It started with a slow ooze of multiple homework assignments copied off of a classmate (which I refused to accept & instructed Cheater Chaz to quit doing, hoping this would be one of those 'teaching moments' I hear so much about from colleagues).
Then a portion of unquoted text crept into several of his homework responses (which I instructed Cheater Chaz to fix & to stop copying from Wikipedia, all the while assigning F's for work that was not his own and instructing him to look up certain pages in our handbook outlining the definition of academic dishonesty).
This was followed by several office visits where Cheater Chaz came to "get help" with assignments such as summarizing short articles. Essentially, he asked what he should write without having read the articles. I instructed him to read the articles and try to write in his own words what they were about and I would look over his summaries to offer pointers. After each office visit during which I refused to tell him what the articles were about without his having first read them, he said, "You just mean. Why won't you help me?"
I asked why he hadn't read the assignments. "No time. It's boring," he claimed. But I suspected Cheater Chaz could not read. I suspected he could not write. I asked Cheater Chaz if he would like a tutor or if he would like to withdraw from the class. "No, I need the credit to stay on the team. And I'm cool: I don't need a tutor," he laughed. OK.
Finally, a torrent of plagiarized paragraphs littering the first major paper came in during a one-on-one conference (which I instructed Cheater Chaz to fix by showing him in the handbook and online, how to quote correctly and how to summarize/paraphrase. "I got it," he said. "You don't have to keep telling me I did it wrong."). Cheater Chaz turned in his final draft without changing a single word (complete with plagiarism he could no longer claim was 'inadvertent.').
As students filed back into class after the weekend, I handed out rubrics with grades. To Cheater Chaz, I handed the academic dishonesty report that goes to the academic VP's office and is followed by a visit to the disciplinary committee. Next to my record of his various infractions during the quarter was an F and a recommendation that he withdraw from the class because there was no way he could pass the class without cheating (as evidenced by his having cheated on almost everything due in the first three weeks of class). Cheater Chaz requested to speak to me outside of class.

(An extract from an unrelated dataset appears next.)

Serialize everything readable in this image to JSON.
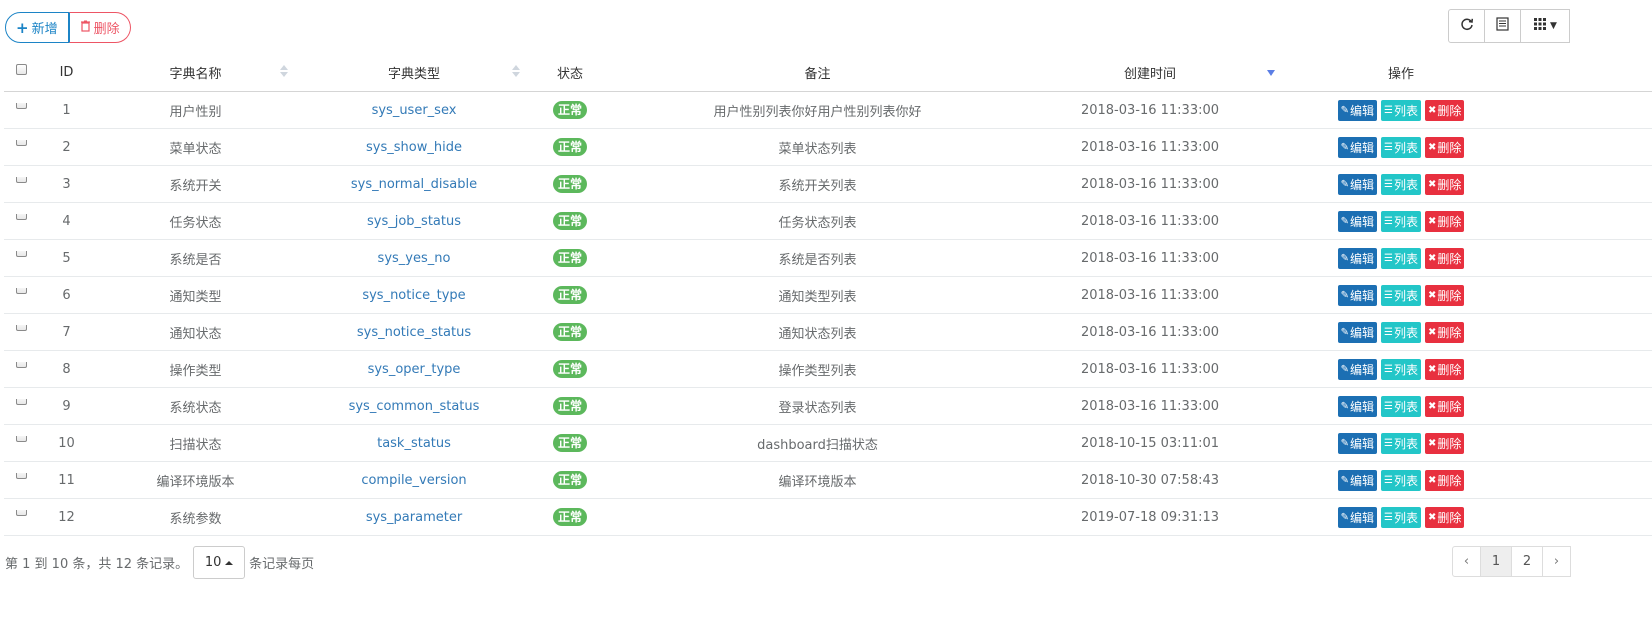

We stepped into the hallway as students continued to file into the classroom.
"How can you say I cheated?" he demanded.
"Given that you've gotten F's on almost everything you've turned in so far because you copied from another source and we've talked about this multiple times, I'm surprised that you're surprised," I responded.
And this is when Cheater Chaz pulled out the lame guns of logic. "You're racist," he shouted. "You always had it out for me from the beginning. You're just racist."
To prove this racism in a formal complaint he filed against me, he pulled out all of his homework and assignments (with my grades of "F" and notes instructing him to quit cheating on assignments, along with page numbers he could look up in our handbook on the topic of academic dishonesty).
During the disciplinary board hearing, he provided such evidence to "prove" that I was racist. When the disciplinary committee pointed out that I was the same ethnicity as Cheater Chaz, he claimed that I am one of those people who hate my own race.
And Cheater Chaz is not the only one to behave in such a manner. It seems that more and more, when students feel unfairly picked on or are called out for being flat-out wrong or for behaving in completely inappropriate ways (like Sally phone-a-thon who tried to talk to her boyfriend back home during my lecture), they choose to retaliate by accusing the professor of some egregious crime that is simply a way to 'get back at' the professor.
Somehow, I think the definition of racism, sexism, religious intolerance, and any other form of discrimination has shifted to suit the needs of any disgruntled student who feels as if they haven't been able to manipulate the professor.
And people wonder why I've lost my love of teaching; why I come armed with a notebook in which to record any 'incident' that may turn into a complaint; why I no longer recommend that they, too, become professors; why I am looking for a job that will take me far away from wretched, entitled creeps who belittle others with no regard for their false accusations. When is the misery too much to continue?